Records for the exercise:

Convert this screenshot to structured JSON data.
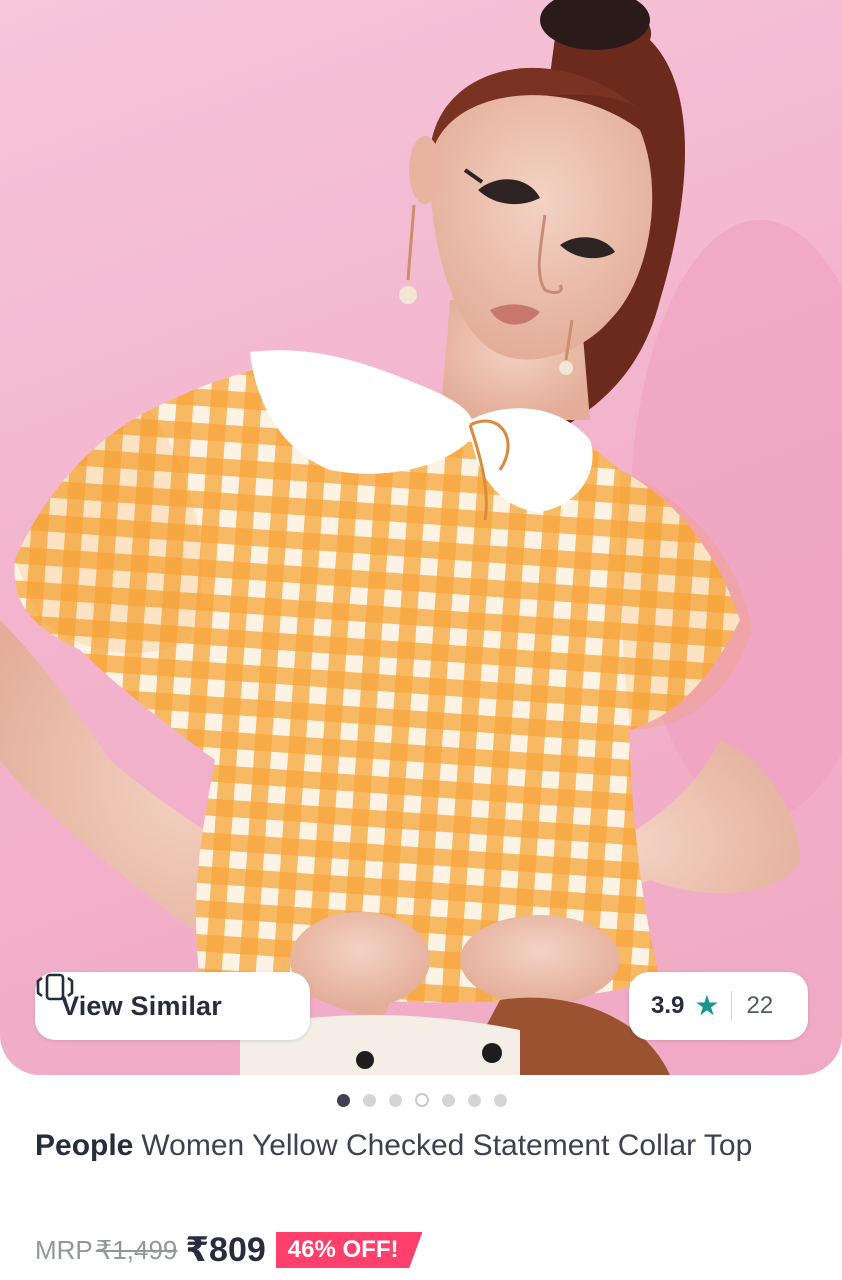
{
  "product_image": {
    "alt": "Model wearing a yellow and white checked top with a white statement collar",
    "colors": {
      "background": "#f3b4cd",
      "top_orange": "#f39a2a",
      "collar": "#ffffff"
    }
  },
  "view_similar": {
    "icon": "view-similar-icon",
    "label": "View Similar"
  },
  "rating": {
    "score": "3.9",
    "star": "★",
    "count": "22",
    "star_color": "#14958f"
  },
  "carousel": {
    "total": 7,
    "active_index": 0
  },
  "product": {
    "brand": "People",
    "name": "Women Yellow Checked Statement Collar Top"
  },
  "pricing": {
    "mrp_label": "MRP",
    "mrp_value": "₹1,499",
    "price": "₹809",
    "discount": "46% OFF!",
    "discount_color": "#ff3f6c"
  }
}
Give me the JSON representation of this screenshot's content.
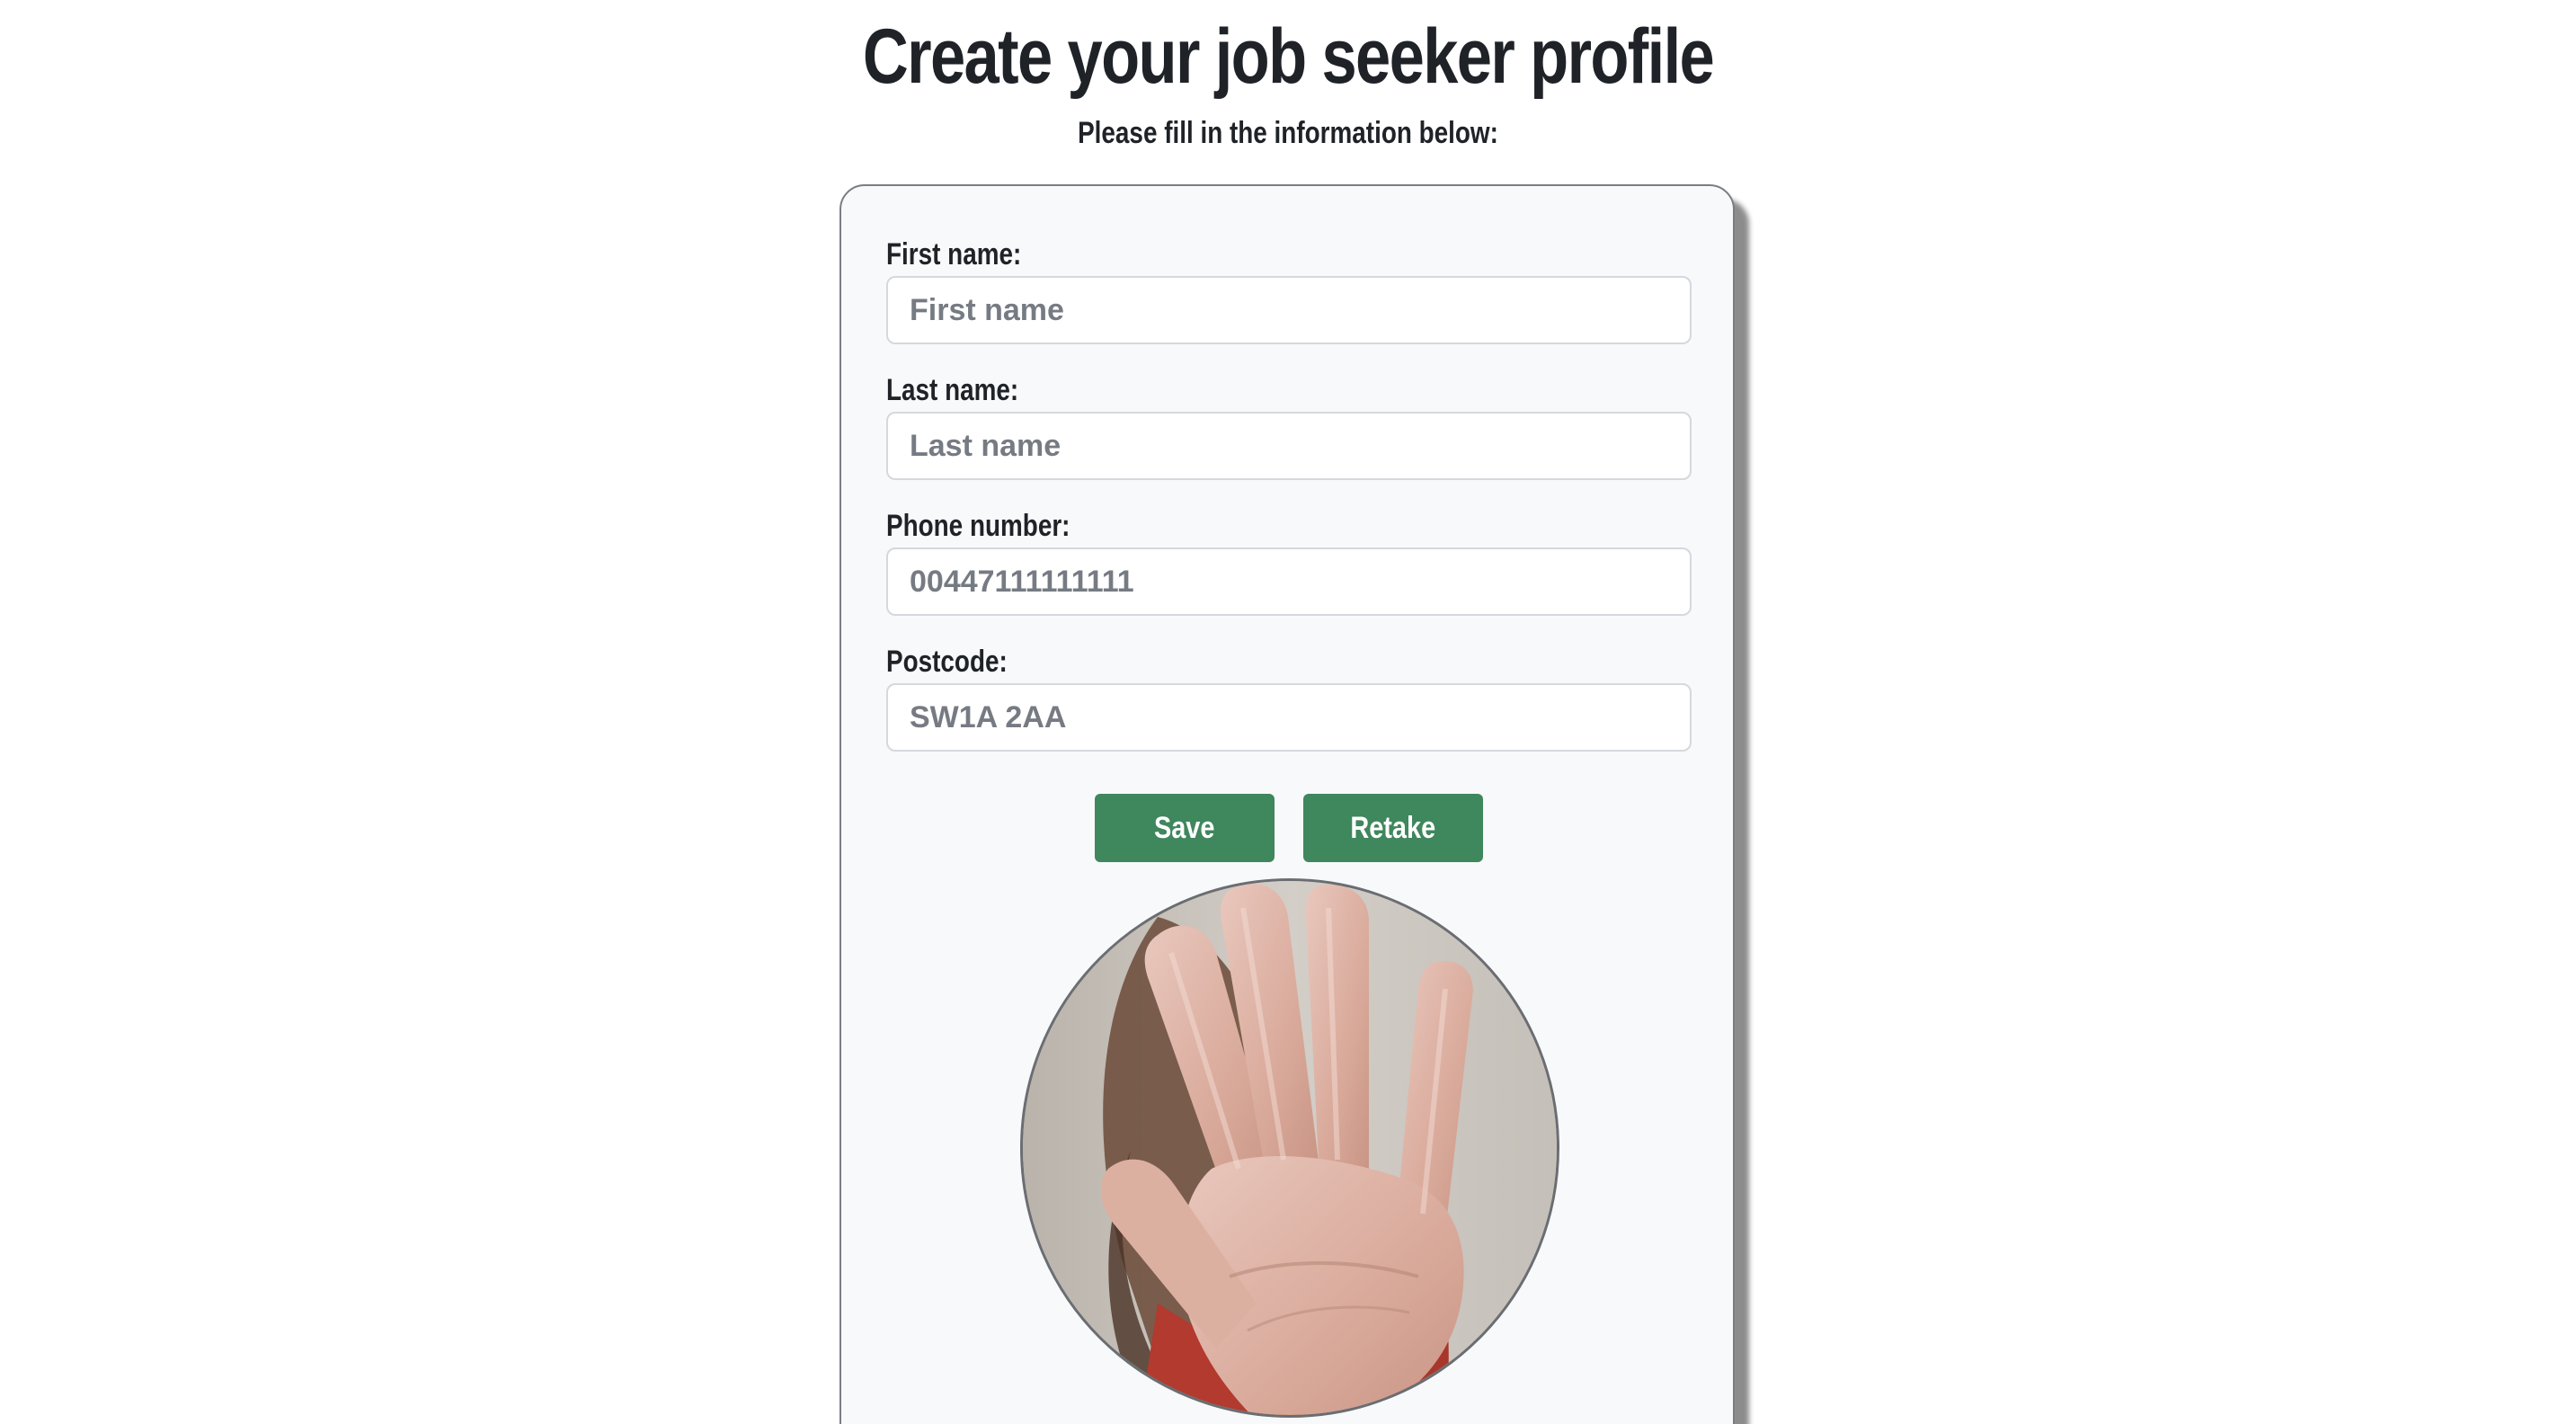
{
  "header": {
    "title": "Create your job seeker profile",
    "subtitle": "Please fill in the information below:"
  },
  "form": {
    "first_name": {
      "label": "First name:",
      "placeholder": "First name",
      "value": ""
    },
    "last_name": {
      "label": "Last name:",
      "placeholder": "Last name",
      "value": ""
    },
    "phone": {
      "label": "Phone number:",
      "placeholder": "00447111111111",
      "value": ""
    },
    "postcode": {
      "label": "Postcode:",
      "placeholder": "SW1A 2AA",
      "value": ""
    }
  },
  "actions": {
    "save_label": "Save",
    "retake_label": "Retake"
  },
  "colors": {
    "button": "#3f875c",
    "text": "#1f2328",
    "card_bg": "#f8f9fb"
  }
}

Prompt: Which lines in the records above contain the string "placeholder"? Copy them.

Output for this exercise:
      "placeholder": "First name",
      "placeholder": "Last name",
      "placeholder": "00447111111111",
      "placeholder": "SW1A 2AA",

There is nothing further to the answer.